“Properly practiced, knitting soothes the troubled spirit, and it doesn’t hurt the untroubled spirit either.” - Elizabeth Zimmerman, hand-knitting teacher. I took up knitting during a turbulent time in my life. A time when I had to deal with a lot of medical questions; a lot of ups and downs that I felt like I had no control over. I also began knitting because I wanted to continue giving back to the community, even when I physically could not continue volunteering where I was. So I decided to make a blanket - because I figured making rectangles would be the easiest thing to do.
When I began, I watched YouTube tutorials; I read books and instructions. I poked myself with my knitting needles and bought way too much yarn (yes, I have a lovely collection now). I started and restarted often and I learned new stitches, while also trying to make something that will actually look like a blanket. I also learned how to sew, in a sense, in order to be able to join up the pieces that I had - so that the blanket actually looked like a blanket. Why did I want to make this blanket? So I could pass it on to the Children’s hospital, to give a child something made by my hands.
I finished the blanket and felt satisfied. I had made something with my hands. I felt good. This project had occupied a few months of my time, as I dropped and picked it back up. But I wanted to do more. I wanted to knit while I waited for people; while I spoke to others; while I worked on my readings; while I watched movies. I learned how to make slippers, mittens, scarves, hats and stuffed animals.
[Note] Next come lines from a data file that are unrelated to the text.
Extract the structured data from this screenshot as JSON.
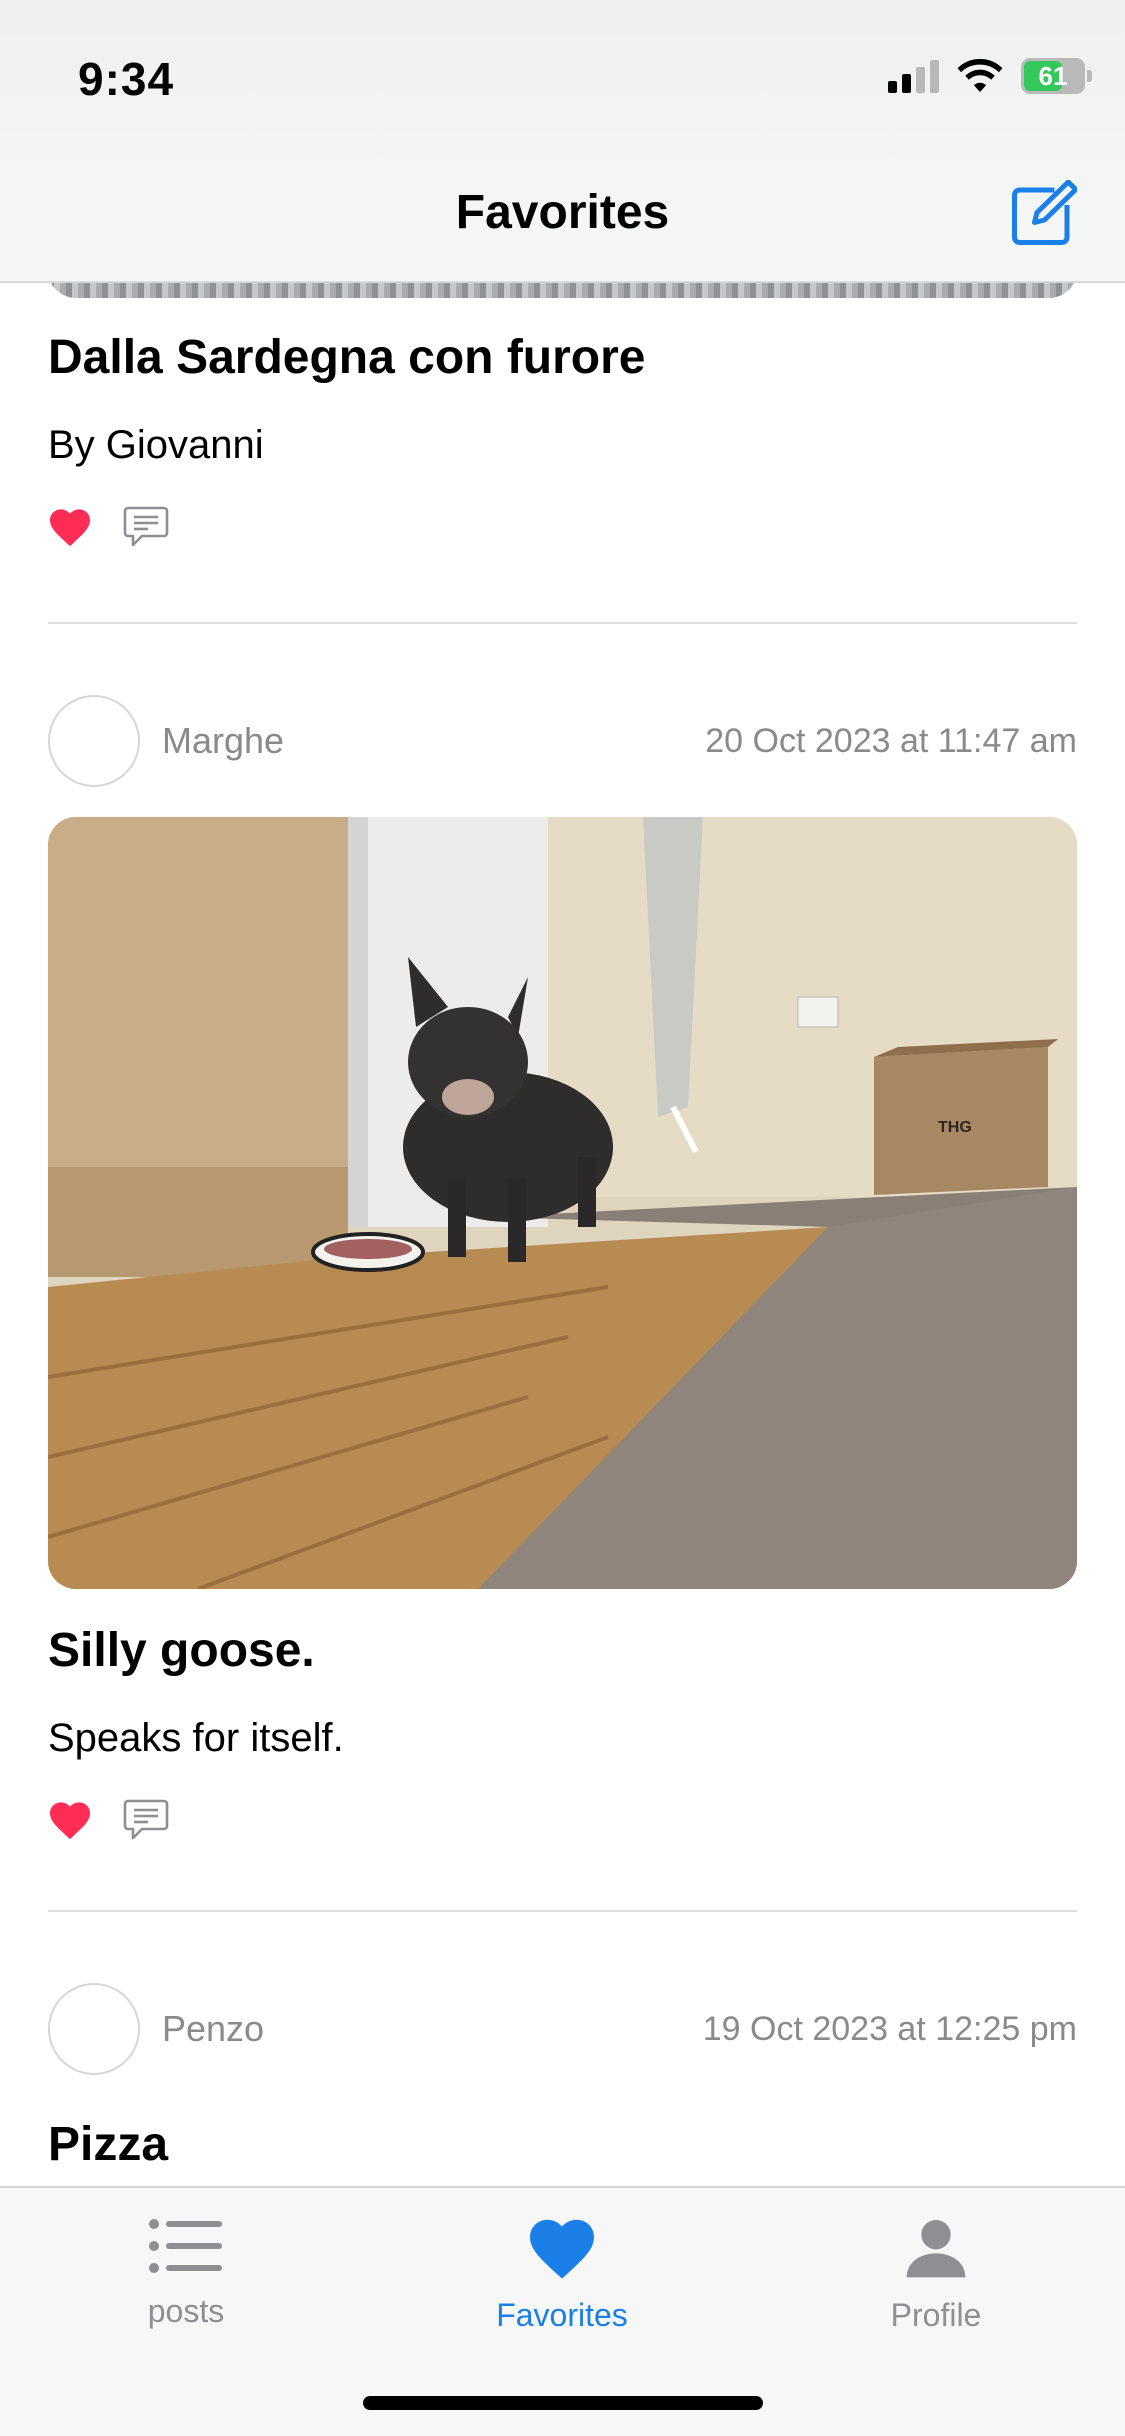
{
  "status_bar": {
    "time": "9:34",
    "battery": "61"
  },
  "nav": {
    "title": "Favorites"
  },
  "posts": [
    {
      "title": "Dalla Sardegna con furore",
      "body": "By Giovanni",
      "liked": true
    },
    {
      "author": "Marghe",
      "timestamp": "20 Oct 2023 at 11:47 am",
      "photo_label": "THG",
      "title": "Silly goose.",
      "body": "Speaks for itself.",
      "liked": true
    },
    {
      "author": "Penzo",
      "timestamp": "19 Oct 2023 at 12:25 pm",
      "title": "Pizza"
    }
  ],
  "tabbar": {
    "items": [
      {
        "label": "posts",
        "icon": "list-icon",
        "active": false
      },
      {
        "label": "Favorites",
        "icon": "heart-icon",
        "active": true
      },
      {
        "label": "Profile",
        "icon": "person-icon",
        "active": false
      }
    ]
  },
  "colors": {
    "accent": "#1a7fe6",
    "like": "#ff2d55",
    "secondary_text": "#8a8a8a"
  }
}
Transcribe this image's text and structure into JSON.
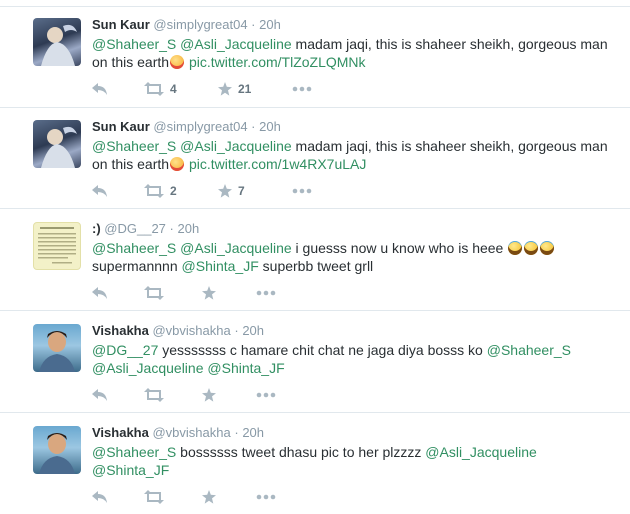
{
  "tweets": [
    {
      "name": "Sun Kaur",
      "handle": "@simplygreat04",
      "time": "20h",
      "segments": [
        {
          "t": "mention",
          "v": "@Shaheer_S"
        },
        {
          "t": "text",
          "v": " "
        },
        {
          "t": "mention",
          "v": "@Asli_Jacqueline"
        },
        {
          "t": "text",
          "v": " madam jaqi, this is shaheer sheikh, gorgeous man on this earth"
        },
        {
          "t": "emoji",
          "v": "smiling-face-emoji"
        },
        {
          "t": "text",
          "v": " "
        },
        {
          "t": "link",
          "v": "pic.twitter.com/TlZoZLQMNk"
        }
      ],
      "retweets": "4",
      "favorites": "21"
    },
    {
      "name": "Sun Kaur",
      "handle": "@simplygreat04",
      "time": "20h",
      "segments": [
        {
          "t": "mention",
          "v": "@Shaheer_S"
        },
        {
          "t": "text",
          "v": " "
        },
        {
          "t": "mention",
          "v": "@Asli_Jacqueline"
        },
        {
          "t": "text",
          "v": " madam jaqi, this is shaheer sheikh, gorgeous man on this earth"
        },
        {
          "t": "emoji",
          "v": "smiling-face-emoji"
        },
        {
          "t": "text",
          "v": " "
        },
        {
          "t": "link",
          "v": "pic.twitter.com/1w4RX7uLAJ"
        }
      ],
      "retweets": "2",
      "favorites": "7"
    },
    {
      "name": ":)",
      "handle": "@DG__27",
      "time": "20h",
      "segments": [
        {
          "t": "mention",
          "v": "@Shaheer_S"
        },
        {
          "t": "text",
          "v": " "
        },
        {
          "t": "mention",
          "v": "@Asli_Jacqueline"
        },
        {
          "t": "text",
          "v": " i guesss now u know who is heee "
        },
        {
          "t": "emoji",
          "v": "laughing-emoji"
        },
        {
          "t": "emoji",
          "v": "laughing-emoji"
        },
        {
          "t": "emoji",
          "v": "laughing-emoji"
        },
        {
          "t": "text",
          "v": " supermannnn  "
        },
        {
          "t": "mention",
          "v": "@Shinta_JF"
        },
        {
          "t": "text",
          "v": " superbb tweet grll"
        }
      ],
      "retweets": "",
      "favorites": ""
    },
    {
      "name": "Vishakha",
      "handle": "@vbvishakha",
      "time": "20h",
      "segments": [
        {
          "t": "mention",
          "v": "@DG__27"
        },
        {
          "t": "text",
          "v": " yesssssss c hamare chit chat ne jaga diya bosss ko "
        },
        {
          "t": "mention",
          "v": "@Shaheer_S"
        },
        {
          "t": "text",
          "v": " "
        },
        {
          "t": "mention",
          "v": "@Asli_Jacqueline"
        },
        {
          "t": "text",
          "v": " "
        },
        {
          "t": "mention",
          "v": "@Shinta_JF"
        }
      ],
      "retweets": "",
      "favorites": ""
    },
    {
      "name": "Vishakha",
      "handle": "@vbvishakha",
      "time": "20h",
      "segments": [
        {
          "t": "mention",
          "v": "@Shaheer_S"
        },
        {
          "t": "text",
          "v": " bossssss tweet dhasu pic to her plzzzz  "
        },
        {
          "t": "mention",
          "v": "@Asli_Jacqueline"
        },
        {
          "t": "text",
          "v": " "
        },
        {
          "t": "mention",
          "v": "@Shinta_JF"
        }
      ],
      "retweets": "",
      "favorites": ""
    }
  ],
  "colors": {
    "mention": "#318f62",
    "link": "#318f62",
    "separator": "#e1e8ed",
    "action_icon": "#aab8c2"
  }
}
I have found a method of self-care I did not know I needed, and yet was so glad I had. For me, self-care means creating things for others, allowing my hands to be busy while I engage in thinking and learning. It makes me feel productive when I finish and provides an opportunity to discuss with others when they see me sitting on a bench, knitting away.
Knitting has taught me patience and has taught me the satisfaction of following a project through to its completion. Learning how to read designs, seeing the excited and interested looks of others, and having conversations with them, provides me an opportunity to make new connections. For myself personally, knitting helps me work on my fine motor skills, and has taught me to listen to my body, and to be content in the quiet. For myself, knitting is a great self-care tool, because it allows me to go into a type of “meditative” state in a way that I find challenging by myself. For myself, and for others, finding a hobby is so important for self-care. For myself, I have found knitting. If you feel like wanting to try, I encourage you to do it - there are so many ways of knitting, of crocheting, of finger knitting, lace making, etc. There is always something for everyone!